DATA TO USE

====

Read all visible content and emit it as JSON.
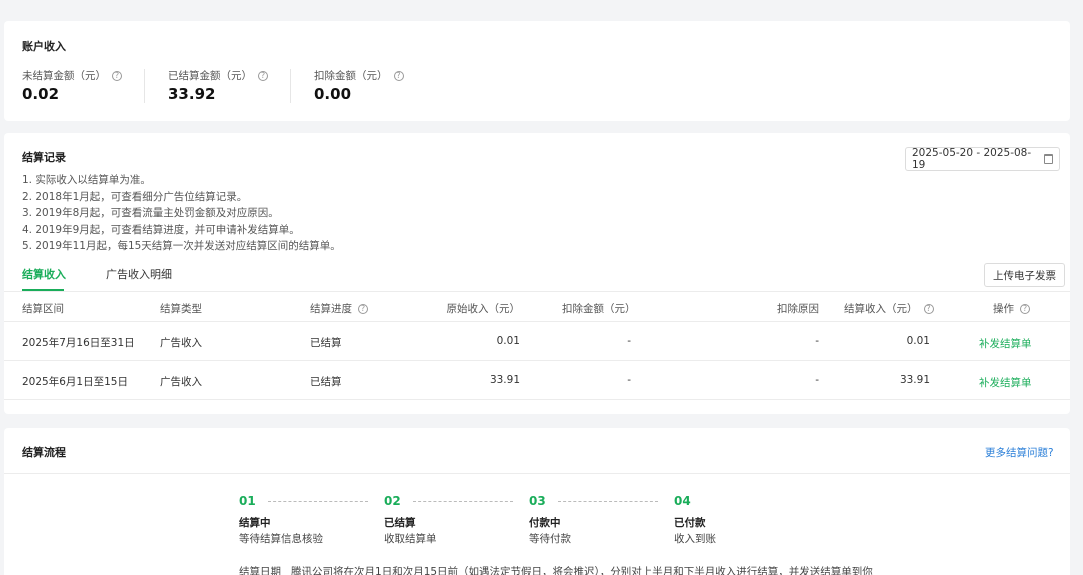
{
  "account": {
    "title": "账户收入",
    "metrics": [
      {
        "label": "未结算金额（元）",
        "value": "0.02"
      },
      {
        "label": "已结算金额（元）",
        "value": "33.92"
      },
      {
        "label": "扣除金额（元）",
        "value": "0.00"
      }
    ]
  },
  "settlement": {
    "title": "结算记录",
    "notes": [
      "1. 实际收入以结算单为准。",
      "2. 2018年1月起，可查看细分广告位结算记录。",
      "3. 2019年8月起，可查看流量主处罚金额及对应原因。",
      "4. 2019年9月起，可查看结算进度，并可申请补发结算单。",
      "5. 2019年11月起，每15天结算一次并发送对应结算区间的结算单。"
    ],
    "date_range": "2025-05-20 - 2025-08-19",
    "tabs": [
      "结算收入",
      "广告收入明细"
    ],
    "upload_button": "上传电子发票",
    "table": {
      "headers": [
        "结算区间",
        "结算类型",
        "结算进度",
        "原始收入（元）",
        "扣除金额（元）",
        "扣除原因",
        "结算收入（元）",
        "操作"
      ],
      "rows": [
        {
          "period": "2025年7月16日至31日",
          "type": "广告收入",
          "progress": "已结算",
          "original": "0.01",
          "deduction": "-",
          "reason": "-",
          "income": "0.01",
          "action": "补发结算单"
        },
        {
          "period": "2025年6月1日至15日",
          "type": "广告收入",
          "progress": "已结算",
          "original": "33.91",
          "deduction": "-",
          "reason": "-",
          "income": "33.91",
          "action": "补发结算单"
        }
      ]
    }
  },
  "flow": {
    "title": "结算流程",
    "help_link": "更多结算问题?",
    "steps": [
      {
        "num": "01",
        "title": "结算中",
        "desc": "等待结算信息核验"
      },
      {
        "num": "02",
        "title": "已结算",
        "desc": "收取结算单"
      },
      {
        "num": "03",
        "title": "付款中",
        "desc": "等待付款"
      },
      {
        "num": "04",
        "title": "已付款",
        "desc": "收入到账"
      }
    ],
    "footer_label": "结算日期",
    "footer_text": "腾讯公司将在次月1日和次月15日前（如遇法定节假日，将会推迟），分别对上半月和下半月收入进行结算，并发送结算单到你"
  },
  "colors": {
    "accent": "#1aad5a",
    "link": "#2b7fd8",
    "background": "#f3f4f6"
  },
  "icons": {
    "help": "question-circle-icon",
    "calendar": "calendar-icon"
  }
}
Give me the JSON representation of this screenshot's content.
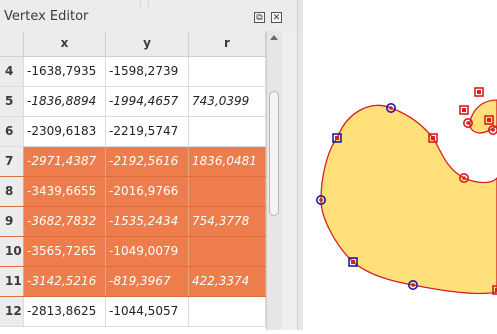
{
  "panel": {
    "title": "Vertex Editor",
    "float_icon": "float-icon",
    "close_icon": "close-icon"
  },
  "table": {
    "columns": [
      "x",
      "y",
      "r"
    ],
    "rows": [
      {
        "index": "4",
        "x": "-1638,7935",
        "y": "-1598,2739",
        "r": "",
        "selected": false,
        "italic": false
      },
      {
        "index": "5",
        "x": "-1836,8894",
        "y": "-1994,4657",
        "r": "743,0399",
        "selected": false,
        "italic": true
      },
      {
        "index": "6",
        "x": "-2309,6183",
        "y": "-2219,5747",
        "r": "",
        "selected": false,
        "italic": false
      },
      {
        "index": "7",
        "x": "-2971,4387",
        "y": "-2192,5616",
        "r": "1836,0481",
        "selected": true,
        "italic": true
      },
      {
        "index": "8",
        "x": "-3439,6655",
        "y": "-2016,9766",
        "r": "",
        "selected": true,
        "italic": false
      },
      {
        "index": "9",
        "x": "-3682,7832",
        "y": "-1535,2434",
        "r": "754,3778",
        "selected": true,
        "italic": true
      },
      {
        "index": "10",
        "x": "-3565,7265",
        "y": "-1049,0079",
        "r": "",
        "selected": true,
        "italic": false
      },
      {
        "index": "11",
        "x": "-3142,5216",
        "y": "-819,3967",
        "r": "422,3374",
        "selected": true,
        "italic": true
      },
      {
        "index": "12",
        "x": "-2813,8625",
        "y": "-1044,5057",
        "r": "",
        "selected": false,
        "italic": false
      }
    ]
  },
  "map": {
    "fill_color": "#ffe07a",
    "stroke_color": "#d42020",
    "vertex_square_color": "#1a1ab0",
    "vertex_circle_color": "#1a1ab0"
  }
}
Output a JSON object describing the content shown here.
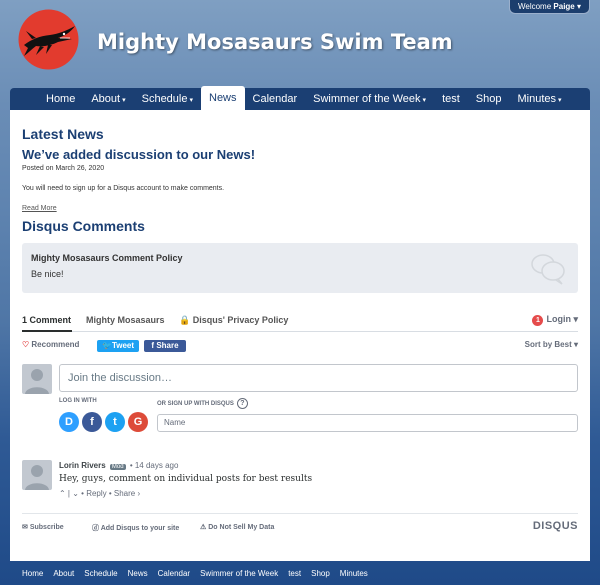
{
  "header": {
    "welcome": {
      "prefix": "Welcome",
      "user": "Paige",
      "caret": "▾"
    },
    "logo": {
      "name": "mosasaur-logo",
      "color": "#e23b2e"
    },
    "site_title": "Mighty Mosasaurs Swim Team"
  },
  "nav": {
    "items": [
      {
        "label": "Home",
        "dropdown": false
      },
      {
        "label": "About",
        "dropdown": true
      },
      {
        "label": "Schedule",
        "dropdown": true
      },
      {
        "label": "News",
        "dropdown": false,
        "active": true
      },
      {
        "label": "Calendar",
        "dropdown": false
      },
      {
        "label": "Swimmer of the Week",
        "dropdown": true
      },
      {
        "label": "test",
        "dropdown": false
      },
      {
        "label": "Shop",
        "dropdown": false
      },
      {
        "label": "Minutes",
        "dropdown": true
      }
    ],
    "caret": "▾"
  },
  "main": {
    "heading": "Latest News",
    "post": {
      "title": "We’ve added discussion to our News!",
      "posted": "Posted on March 26, 2020",
      "text": "You will need to sign up for a Disqus account to make comments.",
      "read_more": "Read More"
    },
    "disqus_heading": "Disqus Comments"
  },
  "disqus": {
    "policy": {
      "title": "Mighty Mosasaurs Comment Policy",
      "text": "Be nice!"
    },
    "tabs": {
      "comments": "1 Comment",
      "community": "Mighty Mosasaurs",
      "privacy": "Disqus' Privacy Policy"
    },
    "login": {
      "count": "1",
      "label": "Login"
    },
    "recommend": "Recommend",
    "tweet": "Tweet",
    "share": "Share",
    "sort": "Sort by Best",
    "join_placeholder": "Join the discussion…",
    "login_with": "LOG IN WITH",
    "signup_with": "OR SIGN UP WITH DISQUS",
    "name_placeholder": "Name",
    "social": [
      {
        "letter": "D",
        "color": "#2e9fff"
      },
      {
        "letter": "f",
        "color": "#3b5998"
      },
      {
        "letter": "t",
        "color": "#1da1f2"
      },
      {
        "letter": "G",
        "color": "#dd4b39"
      }
    ],
    "comment": {
      "author": "Lorin Rivers",
      "badge": "Mod",
      "time": "14 days ago",
      "body": "Hey, guys, comment on individual posts for best results",
      "reply": "Reply",
      "share": "Share ›"
    },
    "footer": {
      "subscribe": "Subscribe",
      "add": "Add Disqus to your site",
      "dnsmpi": "Do Not Sell My Data",
      "brand": "DISQUS"
    }
  },
  "bottom_nav": [
    "Home",
    "About",
    "Schedule",
    "News",
    "Calendar",
    "Swimmer of the Week",
    "test",
    "Shop",
    "Minutes"
  ]
}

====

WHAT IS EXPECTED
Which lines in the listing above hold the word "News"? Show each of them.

RESPONSE TO THIS TASK
        "label": "News",
    "heading": "Latest News",
      "title": "We’ve added discussion to our News!",
    "News",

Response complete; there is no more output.